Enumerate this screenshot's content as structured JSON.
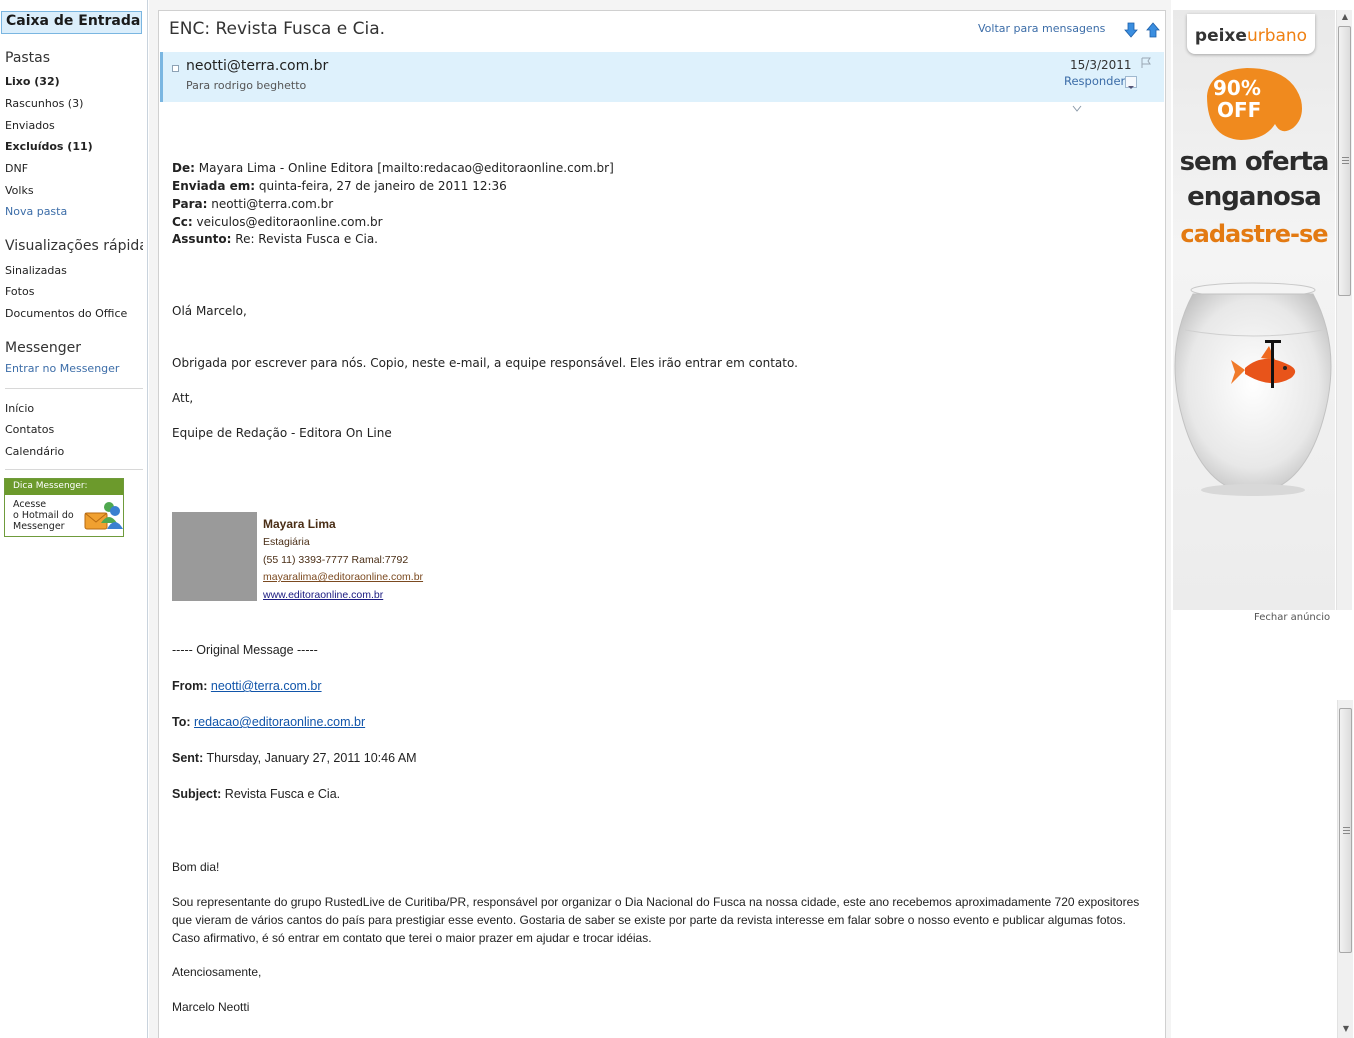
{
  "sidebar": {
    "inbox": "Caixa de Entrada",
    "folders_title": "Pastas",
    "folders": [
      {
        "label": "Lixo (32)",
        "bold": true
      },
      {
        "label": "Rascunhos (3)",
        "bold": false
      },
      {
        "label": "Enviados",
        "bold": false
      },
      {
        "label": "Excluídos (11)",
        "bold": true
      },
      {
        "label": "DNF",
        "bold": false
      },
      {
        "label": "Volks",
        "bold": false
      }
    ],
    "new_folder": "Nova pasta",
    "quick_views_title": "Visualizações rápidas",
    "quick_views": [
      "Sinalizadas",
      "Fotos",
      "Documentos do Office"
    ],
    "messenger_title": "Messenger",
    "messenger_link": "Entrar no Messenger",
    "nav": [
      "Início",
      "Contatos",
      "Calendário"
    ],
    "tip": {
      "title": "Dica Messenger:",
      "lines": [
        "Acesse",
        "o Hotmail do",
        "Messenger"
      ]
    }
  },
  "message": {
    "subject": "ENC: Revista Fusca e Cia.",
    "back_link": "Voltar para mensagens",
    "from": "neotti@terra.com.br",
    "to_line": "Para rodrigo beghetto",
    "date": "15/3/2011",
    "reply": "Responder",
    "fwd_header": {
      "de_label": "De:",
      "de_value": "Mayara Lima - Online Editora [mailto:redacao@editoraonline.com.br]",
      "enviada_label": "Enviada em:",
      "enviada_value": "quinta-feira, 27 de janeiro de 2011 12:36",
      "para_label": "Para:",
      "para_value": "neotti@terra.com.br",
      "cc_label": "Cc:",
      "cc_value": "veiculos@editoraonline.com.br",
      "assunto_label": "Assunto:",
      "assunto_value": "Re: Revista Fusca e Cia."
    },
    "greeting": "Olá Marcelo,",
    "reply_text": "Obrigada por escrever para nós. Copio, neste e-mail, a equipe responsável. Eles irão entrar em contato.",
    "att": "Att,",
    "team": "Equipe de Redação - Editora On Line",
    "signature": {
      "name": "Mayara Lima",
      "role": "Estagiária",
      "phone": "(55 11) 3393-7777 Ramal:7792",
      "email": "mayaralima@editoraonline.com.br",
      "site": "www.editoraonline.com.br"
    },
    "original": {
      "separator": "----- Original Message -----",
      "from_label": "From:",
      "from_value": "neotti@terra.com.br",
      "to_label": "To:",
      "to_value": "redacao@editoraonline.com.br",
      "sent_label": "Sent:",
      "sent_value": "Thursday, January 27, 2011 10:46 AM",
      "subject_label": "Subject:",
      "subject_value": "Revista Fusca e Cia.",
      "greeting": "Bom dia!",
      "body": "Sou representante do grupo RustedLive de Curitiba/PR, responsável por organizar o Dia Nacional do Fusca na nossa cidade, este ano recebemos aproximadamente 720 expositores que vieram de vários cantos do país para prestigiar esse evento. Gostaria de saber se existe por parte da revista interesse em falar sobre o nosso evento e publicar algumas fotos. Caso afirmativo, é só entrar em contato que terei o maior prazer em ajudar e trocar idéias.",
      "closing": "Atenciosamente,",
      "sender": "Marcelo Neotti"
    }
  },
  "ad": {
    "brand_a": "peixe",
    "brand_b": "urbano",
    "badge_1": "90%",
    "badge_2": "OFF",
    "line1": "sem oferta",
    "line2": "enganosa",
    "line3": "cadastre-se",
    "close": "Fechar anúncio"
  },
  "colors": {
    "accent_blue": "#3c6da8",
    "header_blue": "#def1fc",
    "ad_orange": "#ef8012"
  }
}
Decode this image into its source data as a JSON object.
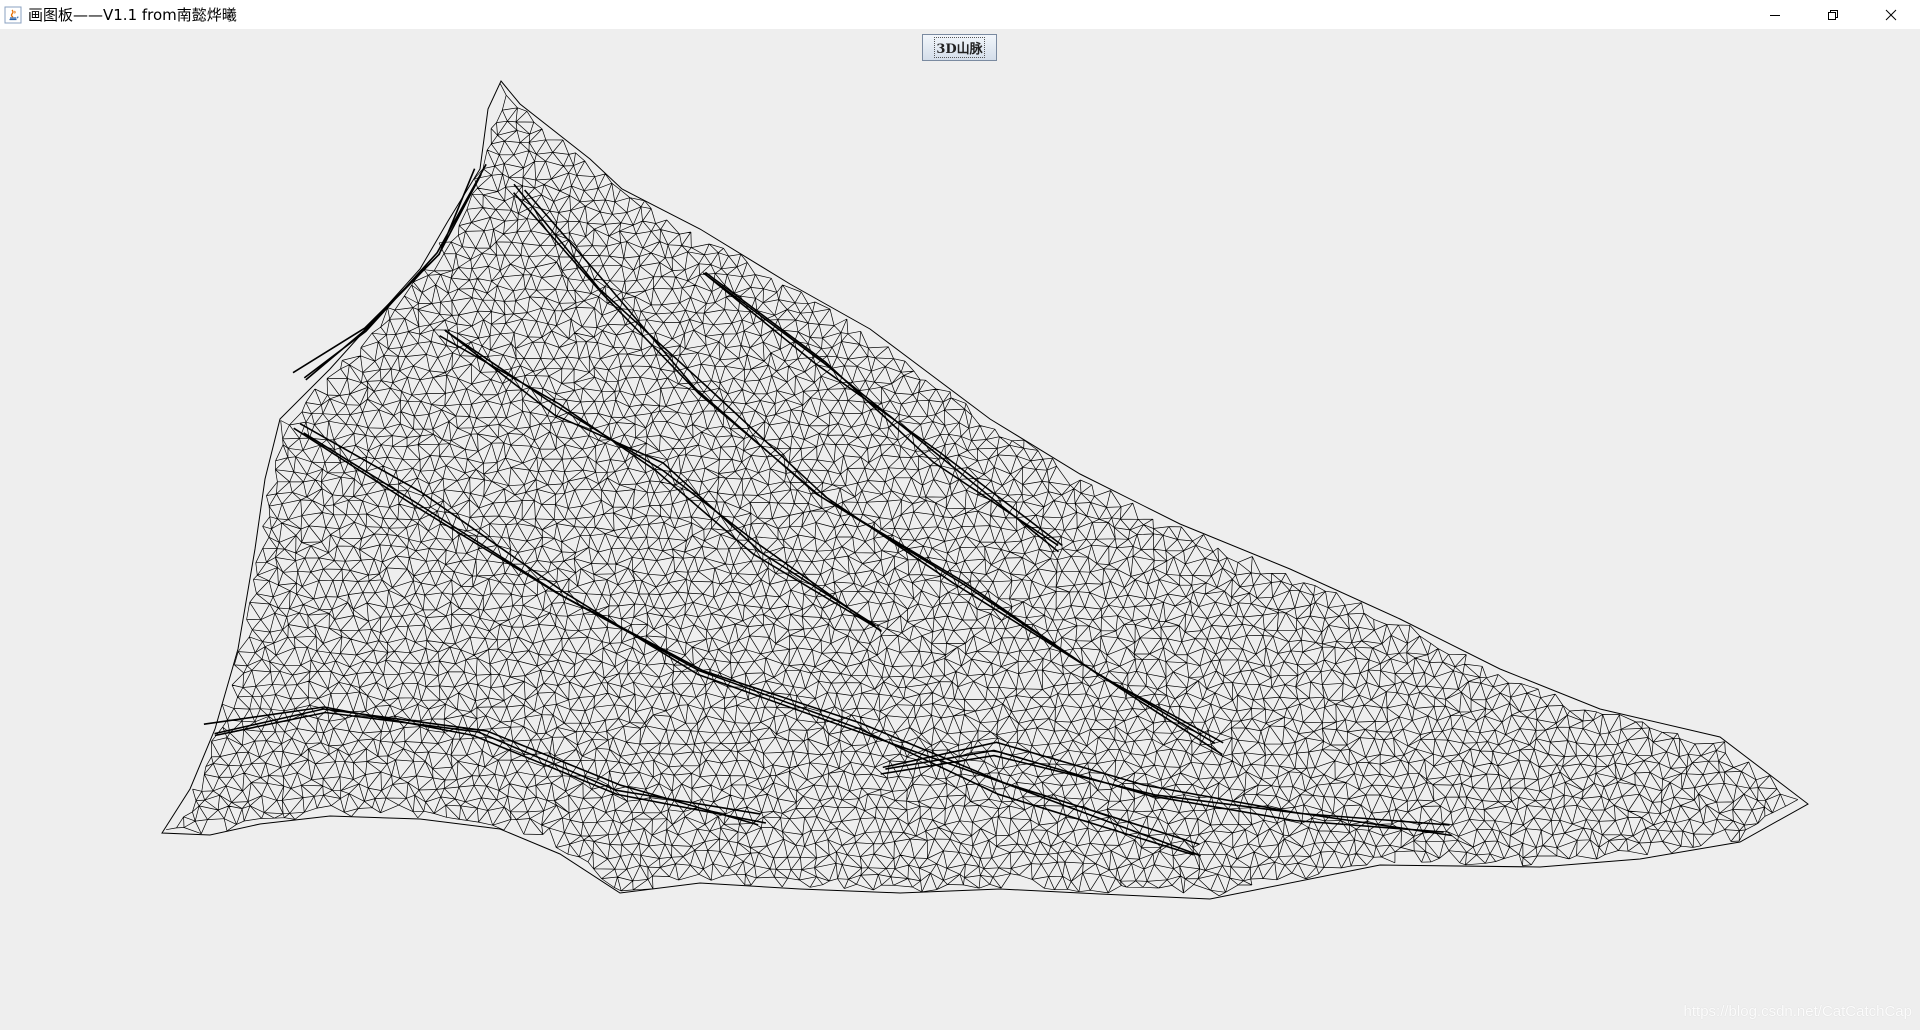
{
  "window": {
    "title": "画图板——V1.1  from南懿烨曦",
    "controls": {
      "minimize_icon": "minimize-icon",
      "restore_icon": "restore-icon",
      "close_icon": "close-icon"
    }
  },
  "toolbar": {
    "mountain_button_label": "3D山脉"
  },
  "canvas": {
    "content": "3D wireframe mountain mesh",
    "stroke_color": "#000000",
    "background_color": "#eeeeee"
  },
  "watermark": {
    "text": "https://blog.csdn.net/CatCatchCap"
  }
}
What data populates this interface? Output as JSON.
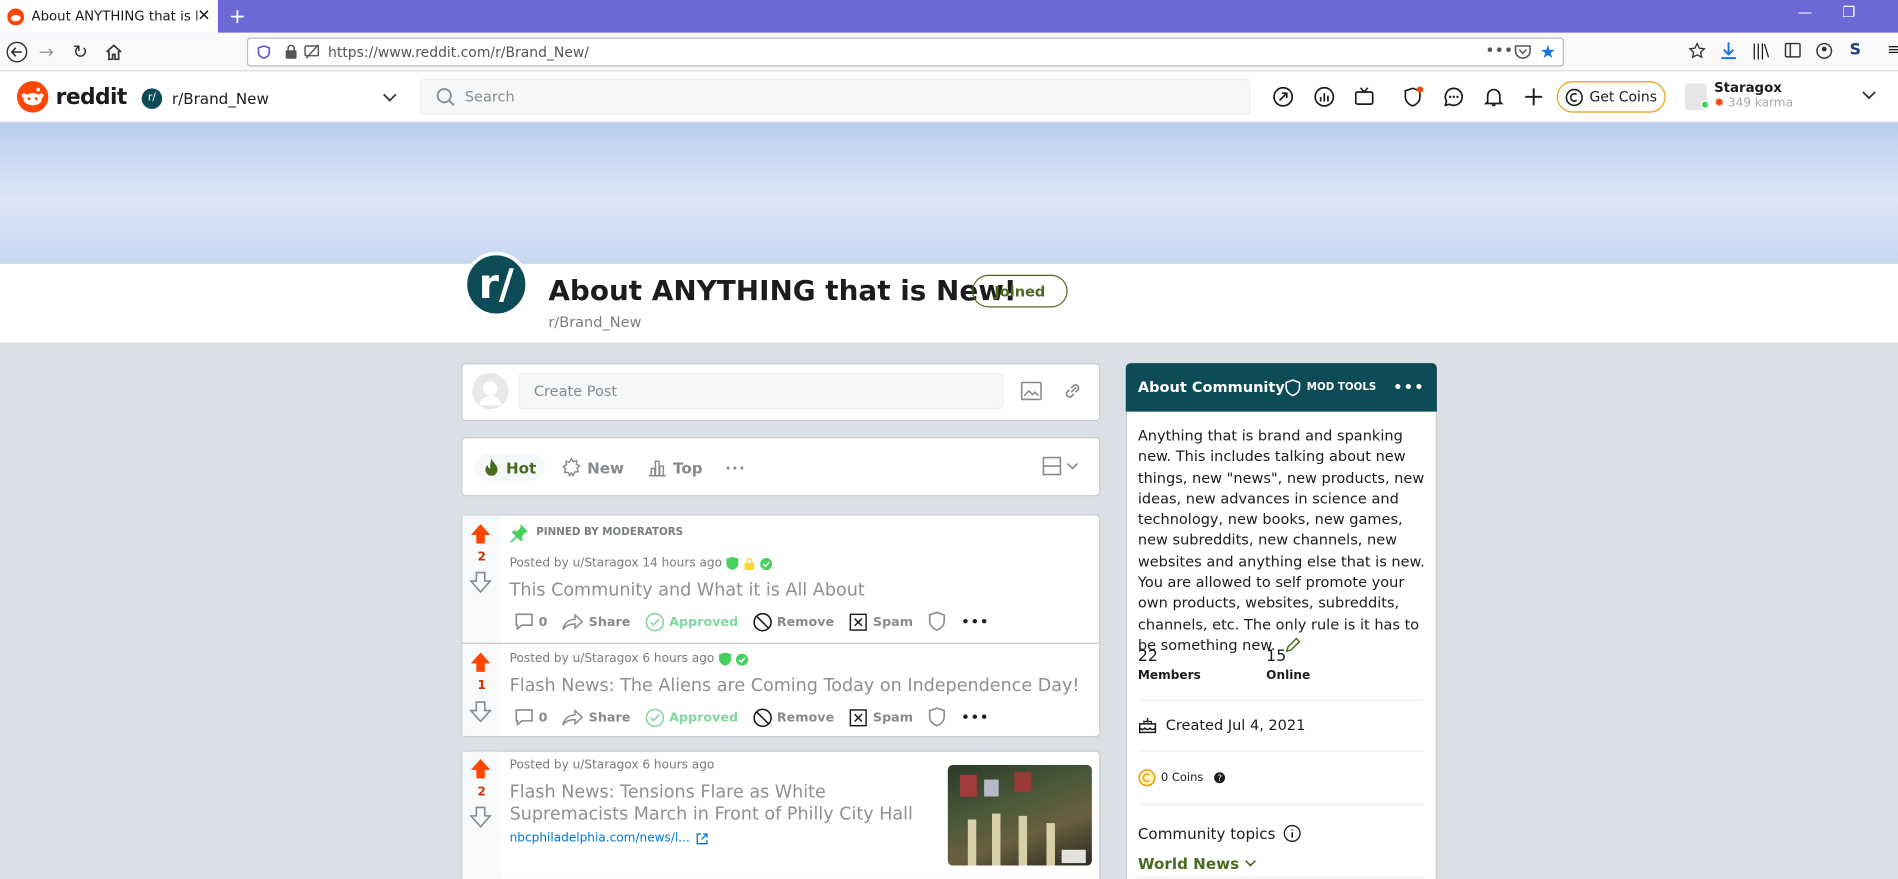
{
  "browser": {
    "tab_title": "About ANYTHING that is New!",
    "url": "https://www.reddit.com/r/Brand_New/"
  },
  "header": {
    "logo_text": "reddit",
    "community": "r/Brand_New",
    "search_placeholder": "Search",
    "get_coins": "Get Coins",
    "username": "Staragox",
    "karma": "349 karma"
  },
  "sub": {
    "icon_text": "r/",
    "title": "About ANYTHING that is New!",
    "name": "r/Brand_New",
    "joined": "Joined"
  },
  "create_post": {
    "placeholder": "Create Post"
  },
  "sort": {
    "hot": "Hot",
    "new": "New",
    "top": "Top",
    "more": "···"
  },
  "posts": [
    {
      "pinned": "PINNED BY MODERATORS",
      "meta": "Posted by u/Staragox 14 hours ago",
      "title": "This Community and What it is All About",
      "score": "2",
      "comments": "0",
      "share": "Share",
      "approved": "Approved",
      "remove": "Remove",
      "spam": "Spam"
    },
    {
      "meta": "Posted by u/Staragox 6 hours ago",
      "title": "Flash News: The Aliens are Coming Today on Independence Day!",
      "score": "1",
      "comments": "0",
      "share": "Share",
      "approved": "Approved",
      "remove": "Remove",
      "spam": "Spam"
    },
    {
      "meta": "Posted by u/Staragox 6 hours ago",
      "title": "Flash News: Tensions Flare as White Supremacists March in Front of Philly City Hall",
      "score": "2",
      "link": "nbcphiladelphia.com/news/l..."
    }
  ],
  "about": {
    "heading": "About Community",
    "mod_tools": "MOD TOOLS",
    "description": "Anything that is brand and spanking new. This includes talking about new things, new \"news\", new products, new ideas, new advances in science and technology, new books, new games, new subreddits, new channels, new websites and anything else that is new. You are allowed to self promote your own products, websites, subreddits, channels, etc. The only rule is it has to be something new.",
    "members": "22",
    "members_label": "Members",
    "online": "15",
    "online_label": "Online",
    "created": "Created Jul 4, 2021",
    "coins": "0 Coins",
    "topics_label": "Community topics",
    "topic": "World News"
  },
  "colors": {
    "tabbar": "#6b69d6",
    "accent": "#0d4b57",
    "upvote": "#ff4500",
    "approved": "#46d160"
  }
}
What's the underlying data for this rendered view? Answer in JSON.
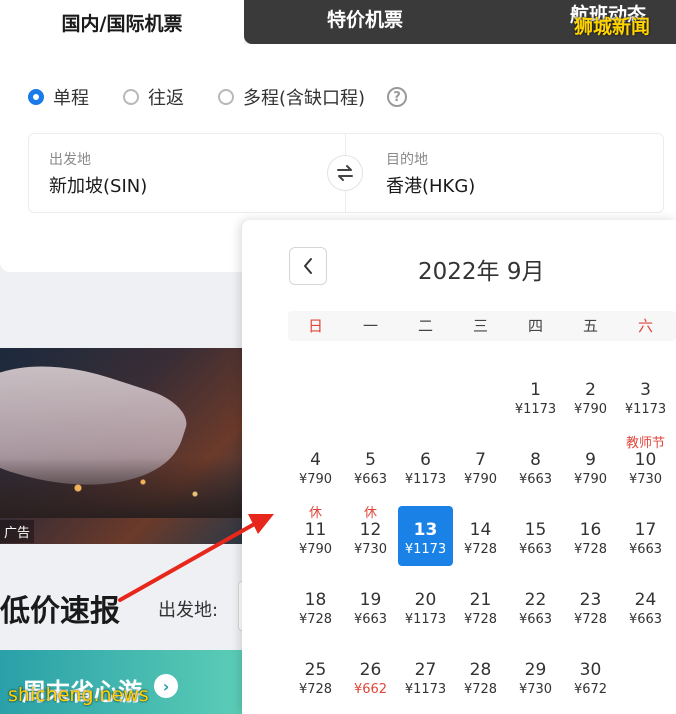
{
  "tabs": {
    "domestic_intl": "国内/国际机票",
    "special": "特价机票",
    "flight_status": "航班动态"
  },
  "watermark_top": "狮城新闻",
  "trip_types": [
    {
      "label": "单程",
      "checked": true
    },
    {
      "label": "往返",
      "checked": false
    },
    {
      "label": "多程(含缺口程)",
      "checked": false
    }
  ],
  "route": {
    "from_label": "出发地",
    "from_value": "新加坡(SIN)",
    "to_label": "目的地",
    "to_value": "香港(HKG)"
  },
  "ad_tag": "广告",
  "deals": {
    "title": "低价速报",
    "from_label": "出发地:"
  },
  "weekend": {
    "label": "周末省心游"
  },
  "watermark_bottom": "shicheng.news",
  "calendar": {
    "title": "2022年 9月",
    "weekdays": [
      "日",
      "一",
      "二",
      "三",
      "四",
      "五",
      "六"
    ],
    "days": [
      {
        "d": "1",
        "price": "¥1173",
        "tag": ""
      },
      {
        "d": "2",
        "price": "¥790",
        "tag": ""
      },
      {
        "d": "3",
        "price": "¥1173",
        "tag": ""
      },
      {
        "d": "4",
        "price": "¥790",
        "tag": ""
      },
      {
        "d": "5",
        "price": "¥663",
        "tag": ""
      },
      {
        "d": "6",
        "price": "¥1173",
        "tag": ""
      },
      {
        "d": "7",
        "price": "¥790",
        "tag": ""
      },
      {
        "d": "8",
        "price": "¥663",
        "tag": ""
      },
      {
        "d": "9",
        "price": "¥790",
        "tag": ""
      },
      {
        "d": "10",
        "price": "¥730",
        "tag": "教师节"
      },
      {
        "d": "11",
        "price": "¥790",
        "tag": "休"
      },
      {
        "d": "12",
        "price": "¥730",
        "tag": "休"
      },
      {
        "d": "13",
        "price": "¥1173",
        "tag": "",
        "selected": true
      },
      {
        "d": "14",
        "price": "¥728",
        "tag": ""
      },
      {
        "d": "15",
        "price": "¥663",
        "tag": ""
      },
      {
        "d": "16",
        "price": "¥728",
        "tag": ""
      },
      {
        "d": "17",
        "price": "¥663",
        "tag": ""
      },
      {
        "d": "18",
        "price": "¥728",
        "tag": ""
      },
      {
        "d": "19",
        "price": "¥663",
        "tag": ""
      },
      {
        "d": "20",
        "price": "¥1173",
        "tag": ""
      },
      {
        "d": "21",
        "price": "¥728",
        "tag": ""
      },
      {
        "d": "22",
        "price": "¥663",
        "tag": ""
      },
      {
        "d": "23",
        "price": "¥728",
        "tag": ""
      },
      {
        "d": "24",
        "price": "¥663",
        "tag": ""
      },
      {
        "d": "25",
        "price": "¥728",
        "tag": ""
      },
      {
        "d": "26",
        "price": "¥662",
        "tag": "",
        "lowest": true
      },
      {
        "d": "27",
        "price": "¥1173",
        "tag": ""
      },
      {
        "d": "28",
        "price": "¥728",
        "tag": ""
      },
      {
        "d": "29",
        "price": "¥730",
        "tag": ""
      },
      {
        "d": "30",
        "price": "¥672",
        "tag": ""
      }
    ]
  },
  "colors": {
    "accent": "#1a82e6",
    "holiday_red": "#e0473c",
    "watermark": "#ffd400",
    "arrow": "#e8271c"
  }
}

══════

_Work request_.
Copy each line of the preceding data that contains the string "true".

_Exercise response_.
        "bold": true
        "bold": true
      "checked": true
        "selected": true
        "lowest": true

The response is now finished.